> [TRY IT]:
Type each record below again, with the same words.

[[ RECORDS TO PROCESS, beginning ]]

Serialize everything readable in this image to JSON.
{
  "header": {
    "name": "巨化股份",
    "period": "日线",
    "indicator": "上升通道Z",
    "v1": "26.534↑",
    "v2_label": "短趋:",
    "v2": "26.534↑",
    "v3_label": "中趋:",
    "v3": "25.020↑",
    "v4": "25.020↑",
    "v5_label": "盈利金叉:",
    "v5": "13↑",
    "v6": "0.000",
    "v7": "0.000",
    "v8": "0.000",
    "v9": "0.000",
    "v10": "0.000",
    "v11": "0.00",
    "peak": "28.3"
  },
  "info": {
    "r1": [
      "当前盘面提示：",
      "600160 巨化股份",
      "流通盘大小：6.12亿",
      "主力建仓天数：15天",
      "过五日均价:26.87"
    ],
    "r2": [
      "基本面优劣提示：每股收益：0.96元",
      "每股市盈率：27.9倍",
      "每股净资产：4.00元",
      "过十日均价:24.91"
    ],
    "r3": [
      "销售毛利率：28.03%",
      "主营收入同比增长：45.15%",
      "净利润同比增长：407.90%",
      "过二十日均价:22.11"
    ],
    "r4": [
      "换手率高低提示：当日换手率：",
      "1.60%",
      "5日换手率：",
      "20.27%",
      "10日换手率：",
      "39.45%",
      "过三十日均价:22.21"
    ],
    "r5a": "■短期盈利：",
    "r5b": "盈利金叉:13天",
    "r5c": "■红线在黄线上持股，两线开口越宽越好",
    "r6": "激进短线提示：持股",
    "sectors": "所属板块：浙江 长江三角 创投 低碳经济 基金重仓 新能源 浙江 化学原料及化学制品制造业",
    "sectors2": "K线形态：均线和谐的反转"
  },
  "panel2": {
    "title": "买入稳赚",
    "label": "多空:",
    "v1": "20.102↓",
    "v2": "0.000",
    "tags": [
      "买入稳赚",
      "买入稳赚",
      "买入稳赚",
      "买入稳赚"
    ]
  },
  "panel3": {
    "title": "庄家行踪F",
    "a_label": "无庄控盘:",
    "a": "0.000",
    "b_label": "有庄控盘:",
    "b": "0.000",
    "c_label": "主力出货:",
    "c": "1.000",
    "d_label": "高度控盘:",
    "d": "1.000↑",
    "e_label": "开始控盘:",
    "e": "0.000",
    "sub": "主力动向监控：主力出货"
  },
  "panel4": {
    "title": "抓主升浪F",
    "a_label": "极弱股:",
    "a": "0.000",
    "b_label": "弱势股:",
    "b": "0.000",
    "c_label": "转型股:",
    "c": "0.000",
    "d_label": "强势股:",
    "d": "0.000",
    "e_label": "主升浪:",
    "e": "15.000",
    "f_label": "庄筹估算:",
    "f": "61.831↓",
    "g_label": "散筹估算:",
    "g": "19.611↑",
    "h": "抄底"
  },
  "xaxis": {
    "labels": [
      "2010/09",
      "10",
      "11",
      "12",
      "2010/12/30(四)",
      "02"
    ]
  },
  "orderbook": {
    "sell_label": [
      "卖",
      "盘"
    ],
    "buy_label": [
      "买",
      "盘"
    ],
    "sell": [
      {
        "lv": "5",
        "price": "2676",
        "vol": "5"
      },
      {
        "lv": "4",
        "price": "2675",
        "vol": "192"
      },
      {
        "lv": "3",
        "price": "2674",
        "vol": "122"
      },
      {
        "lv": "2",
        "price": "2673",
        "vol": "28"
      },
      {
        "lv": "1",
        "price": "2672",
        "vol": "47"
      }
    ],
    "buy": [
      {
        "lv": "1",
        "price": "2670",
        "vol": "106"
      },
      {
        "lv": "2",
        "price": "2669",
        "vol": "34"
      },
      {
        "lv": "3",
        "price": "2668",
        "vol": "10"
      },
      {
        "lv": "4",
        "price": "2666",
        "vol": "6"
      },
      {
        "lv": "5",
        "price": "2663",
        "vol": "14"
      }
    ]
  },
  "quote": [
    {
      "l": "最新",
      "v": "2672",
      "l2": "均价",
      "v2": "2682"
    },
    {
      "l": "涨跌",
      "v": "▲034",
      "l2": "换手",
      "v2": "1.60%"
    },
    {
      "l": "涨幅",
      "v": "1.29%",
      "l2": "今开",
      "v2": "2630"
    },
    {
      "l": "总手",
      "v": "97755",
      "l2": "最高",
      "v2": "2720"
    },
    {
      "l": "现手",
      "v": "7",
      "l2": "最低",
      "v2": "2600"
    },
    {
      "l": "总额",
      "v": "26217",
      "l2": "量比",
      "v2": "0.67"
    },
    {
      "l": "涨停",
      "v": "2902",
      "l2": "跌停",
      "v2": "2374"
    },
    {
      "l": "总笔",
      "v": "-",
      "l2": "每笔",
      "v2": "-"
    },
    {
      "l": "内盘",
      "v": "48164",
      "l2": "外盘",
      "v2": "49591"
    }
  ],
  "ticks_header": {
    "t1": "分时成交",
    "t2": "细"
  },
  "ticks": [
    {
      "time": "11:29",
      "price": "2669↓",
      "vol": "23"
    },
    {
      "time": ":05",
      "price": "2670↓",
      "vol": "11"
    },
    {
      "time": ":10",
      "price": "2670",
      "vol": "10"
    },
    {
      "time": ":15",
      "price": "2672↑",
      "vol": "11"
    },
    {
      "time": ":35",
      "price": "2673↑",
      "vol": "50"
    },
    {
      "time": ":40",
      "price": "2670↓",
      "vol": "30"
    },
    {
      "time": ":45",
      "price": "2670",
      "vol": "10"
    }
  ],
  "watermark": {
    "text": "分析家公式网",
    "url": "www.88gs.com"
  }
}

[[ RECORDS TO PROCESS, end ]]

> [SOLUTION TO THIS EXERCISE]:
Serialize everything readable in this image to JSON.
{
  "header": {
    "name": "巨化股份",
    "period": "日线",
    "indicator": "上升通道Z",
    "v1": "26.534↑",
    "v2_label": "短趋:",
    "v2": "26.534↑",
    "v3_label": "中趋:",
    "v3": "25.020↑",
    "v4": "25.020↑",
    "v5_label": "盈利金叉:",
    "v5": "13↑",
    "v6": "0.000",
    "v7": "0.000",
    "v8": "0.000",
    "v9": "0.000",
    "v10": "0.000",
    "v11": "0.00",
    "peak": "28.3"
  },
  "info": {
    "r1": [
      "当前盘面提示：",
      "600160 巨化股份",
      "流通盘大小：6.12亿",
      "主力建仓天数：15天",
      "过五日均价:26.87"
    ],
    "r2": [
      "基本面优劣提示：每股收益：0.96元",
      "每股市盈率：27.9倍",
      "每股净资产：4.00元",
      "过十日均价:24.91"
    ],
    "r3": [
      "销售毛利率：28.03%",
      "主营收入同比增长：45.15%",
      "净利润同比增长：407.90%",
      "过二十日均价:22.11"
    ],
    "r4": [
      "换手率高低提示：当日换手率：",
      "1.60%",
      "5日换手率：",
      "20.27%",
      "10日换手率：",
      "39.45%",
      "过三十日均价:22.21"
    ],
    "r5a": "■短期盈利：",
    "r5b": "盈利金叉:13天",
    "r5c": "■红线在黄线上持股，两线开口越宽越好",
    "r6": "激进短线提示：持股",
    "sectors": "所属板块：浙江 长江三角 创投 低碳经济 基金重仓 新能源 浙江 化学原料及化学制品制造业",
    "sectors2": "K线形态：均线和谐的反转"
  },
  "panel2": {
    "title": "买入稳赚",
    "label": "多空:",
    "v1": "20.102↓",
    "v2": "0.000",
    "tags": [
      "买入稳赚",
      "买入稳赚",
      "买入稳赚",
      "买入稳赚"
    ]
  },
  "panel3": {
    "title": "庄家行踪F",
    "a_label": "无庄控盘:",
    "a": "0.000",
    "b_label": "有庄控盘:",
    "b": "0.000",
    "c_label": "主力出货:",
    "c": "1.000",
    "d_label": "高度控盘:",
    "d": "1.000↑",
    "e_label": "开始控盘:",
    "e": "0.000",
    "sub": "主力动向监控：主力出货"
  },
  "panel4": {
    "title": "抓主升浪F",
    "a_label": "极弱股:",
    "a": "0.000",
    "b_label": "弱势股:",
    "b": "0.000",
    "c_label": "转型股:",
    "c": "0.000",
    "d_label": "强势股:",
    "d": "0.000",
    "e_label": "主升浪:",
    "e": "15.000",
    "f_label": "庄筹估算:",
    "f": "61.831↓",
    "g_label": "散筹估算:",
    "g": "19.611↑",
    "h": "抄底"
  },
  "xaxis": {
    "labels": [
      "2010/09",
      "10",
      "11",
      "12",
      "2010/12/30(四)",
      "02"
    ]
  },
  "orderbook": {
    "sell_label": [
      "卖",
      "盘"
    ],
    "buy_label": [
      "买",
      "盘"
    ],
    "sell": [
      {
        "lv": "5",
        "price": "2676",
        "vol": "5"
      },
      {
        "lv": "4",
        "price": "2675",
        "vol": "192"
      },
      {
        "lv": "3",
        "price": "2674",
        "vol": "122"
      },
      {
        "lv": "2",
        "price": "2673",
        "vol": "28"
      },
      {
        "lv": "1",
        "price": "2672",
        "vol": "47"
      }
    ],
    "buy": [
      {
        "lv": "1",
        "price": "2670",
        "vol": "106"
      },
      {
        "lv": "2",
        "price": "2669",
        "vol": "34"
      },
      {
        "lv": "3",
        "price": "2668",
        "vol": "10"
      },
      {
        "lv": "4",
        "price": "2666",
        "vol": "6"
      },
      {
        "lv": "5",
        "price": "2663",
        "vol": "14"
      }
    ]
  },
  "quote": [
    {
      "l": "最新",
      "v": "2672",
      "l2": "均价",
      "v2": "2682"
    },
    {
      "l": "涨跌",
      "v": "▲034",
      "l2": "换手",
      "v2": "1.60%"
    },
    {
      "l": "涨幅",
      "v": "1.29%",
      "l2": "今开",
      "v2": "2630"
    },
    {
      "l": "总手",
      "v": "97755",
      "l2": "最高",
      "v2": "2720"
    },
    {
      "l": "现手",
      "v": "7",
      "l2": "最低",
      "v2": "2600"
    },
    {
      "l": "总额",
      "v": "26217",
      "l2": "量比",
      "v2": "0.67"
    },
    {
      "l": "涨停",
      "v": "2902",
      "l2": "跌停",
      "v2": "2374"
    },
    {
      "l": "总笔",
      "v": "-",
      "l2": "每笔",
      "v2": "-"
    },
    {
      "l": "内盘",
      "v": "48164",
      "l2": "外盘",
      "v2": "49591"
    }
  ],
  "ticks_header": {
    "t1": "分时成交",
    "t2": "细"
  },
  "ticks": [
    {
      "time": "11:29",
      "price": "2669↓",
      "vol": "23"
    },
    {
      "time": ":05",
      "price": "2670↓",
      "vol": "11"
    },
    {
      "time": ":10",
      "price": "2670",
      "vol": "10"
    },
    {
      "time": ":15",
      "price": "2672↑",
      "vol": "11"
    },
    {
      "time": ":35",
      "price": "2673↑",
      "vol": "50"
    },
    {
      "time": ":40",
      "price": "2670↓",
      "vol": "30"
    },
    {
      "time": ":45",
      "price": "2670",
      "vol": "10"
    }
  ],
  "watermark": {
    "text": "分析家公式网",
    "url": "www.88gs.com"
  }
}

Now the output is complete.